Thus, the same server is utilized for electronic delivery as well as physical delivery of the message, provided that the server hosts the software application. The software at the email server may provide for physical delivery of the message by ordinary mail or may provide various mailing options such as certified mail, insured mail, registered mail, etc depending on the available infrastructure.
On receiving a message intended for physical delivery, the software at the email server parses out the physical address of the recipient. Since in this case, the recipient is registered as a user with the email server, the server is likely to have the physical address of the user in its database. The server application software may optionally use this database to verify the correctness of the extracted physical address. After confirming the accuracy of the physical address with the user, the email message is printed, packaged and sent for mailing 603, using the peripheral device.

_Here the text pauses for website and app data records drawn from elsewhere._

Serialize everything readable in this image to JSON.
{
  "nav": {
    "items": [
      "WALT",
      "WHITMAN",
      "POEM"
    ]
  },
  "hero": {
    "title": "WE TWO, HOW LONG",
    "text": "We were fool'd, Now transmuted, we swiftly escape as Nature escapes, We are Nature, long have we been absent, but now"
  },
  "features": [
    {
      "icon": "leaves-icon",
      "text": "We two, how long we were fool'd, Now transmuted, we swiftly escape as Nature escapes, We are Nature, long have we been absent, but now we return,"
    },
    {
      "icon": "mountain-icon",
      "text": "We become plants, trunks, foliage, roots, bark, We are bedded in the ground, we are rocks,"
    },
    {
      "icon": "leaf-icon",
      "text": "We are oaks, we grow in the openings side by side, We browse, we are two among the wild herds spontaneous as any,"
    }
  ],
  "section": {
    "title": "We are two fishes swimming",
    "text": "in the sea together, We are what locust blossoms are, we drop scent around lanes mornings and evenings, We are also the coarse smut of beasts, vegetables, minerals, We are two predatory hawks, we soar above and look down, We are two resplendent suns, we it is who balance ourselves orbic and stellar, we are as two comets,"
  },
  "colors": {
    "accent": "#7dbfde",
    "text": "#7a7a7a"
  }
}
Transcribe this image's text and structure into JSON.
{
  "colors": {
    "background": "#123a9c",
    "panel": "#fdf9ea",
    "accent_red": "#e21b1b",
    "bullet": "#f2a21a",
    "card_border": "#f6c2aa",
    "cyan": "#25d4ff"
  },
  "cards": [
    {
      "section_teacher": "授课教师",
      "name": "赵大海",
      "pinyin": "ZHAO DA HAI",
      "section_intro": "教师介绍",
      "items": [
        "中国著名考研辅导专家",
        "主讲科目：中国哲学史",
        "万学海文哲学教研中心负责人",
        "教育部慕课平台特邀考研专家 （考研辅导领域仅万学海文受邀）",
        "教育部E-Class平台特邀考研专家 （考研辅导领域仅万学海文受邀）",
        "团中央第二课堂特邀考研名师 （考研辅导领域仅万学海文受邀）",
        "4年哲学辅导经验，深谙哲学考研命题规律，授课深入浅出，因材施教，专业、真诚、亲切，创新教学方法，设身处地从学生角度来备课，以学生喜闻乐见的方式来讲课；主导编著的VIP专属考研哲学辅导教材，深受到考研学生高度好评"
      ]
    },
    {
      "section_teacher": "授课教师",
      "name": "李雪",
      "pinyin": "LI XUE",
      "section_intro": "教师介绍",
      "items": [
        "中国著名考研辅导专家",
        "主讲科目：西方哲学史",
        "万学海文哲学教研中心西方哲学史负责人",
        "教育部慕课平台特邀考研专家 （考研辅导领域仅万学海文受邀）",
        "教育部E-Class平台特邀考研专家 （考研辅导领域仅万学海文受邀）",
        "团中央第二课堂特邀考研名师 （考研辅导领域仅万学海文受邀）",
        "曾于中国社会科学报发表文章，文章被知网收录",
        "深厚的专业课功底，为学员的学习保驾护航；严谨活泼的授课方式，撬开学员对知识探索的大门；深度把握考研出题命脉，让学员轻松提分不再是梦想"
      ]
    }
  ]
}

It should be noted that, while the present invention does not require a database of existing physical addresses to effectuate a physical mailing, the present invention can use any database to check the accuracy of a physical address presented in an email header. For example, where implemented by a company for its employees, the present invention can use a company's proprietary database of client, employee, or other contact names to check the accuracy of a mailing address. Third party databases can also be used, such those offered by whitepages.com or Yahoo.com, to check the accuracy of a mailing address. Where an address check is enabled, the present system transmits return email to the user asking the user if the inputted physical address was intended to correlate with a similar address identified in the database. The user then responds by either agreeing or correcting the physical address.
The aforementioned system is extremely useful for applications where it is required to send documents physically as well as electronically. For example, credit card companies, companies providing utilities such as electricity, water and phone, and other service providers send bills to their users' physical addresses as well as by email. Similarly, insurance companies also correspond with their customers by means of physical as well as electronic mail. With the aforementioned system, such companies need not spend time and effort in separately mailing the documents physically and electronically, as both the modes of delivery of documents may be accomplished using a single mail service.
The above examples are merely illustrative of the many applications of the system of present invention. Although only a few embodiments of the present invention have been described herein, it should be understood that the present invention might be embodied in many other specific forms without departing from the spirit or scope of the invention. Therefore, the present examples and embodiments are to be considered as illustrative and not restrictive, and the invention may be modified within the scope of the appended claims.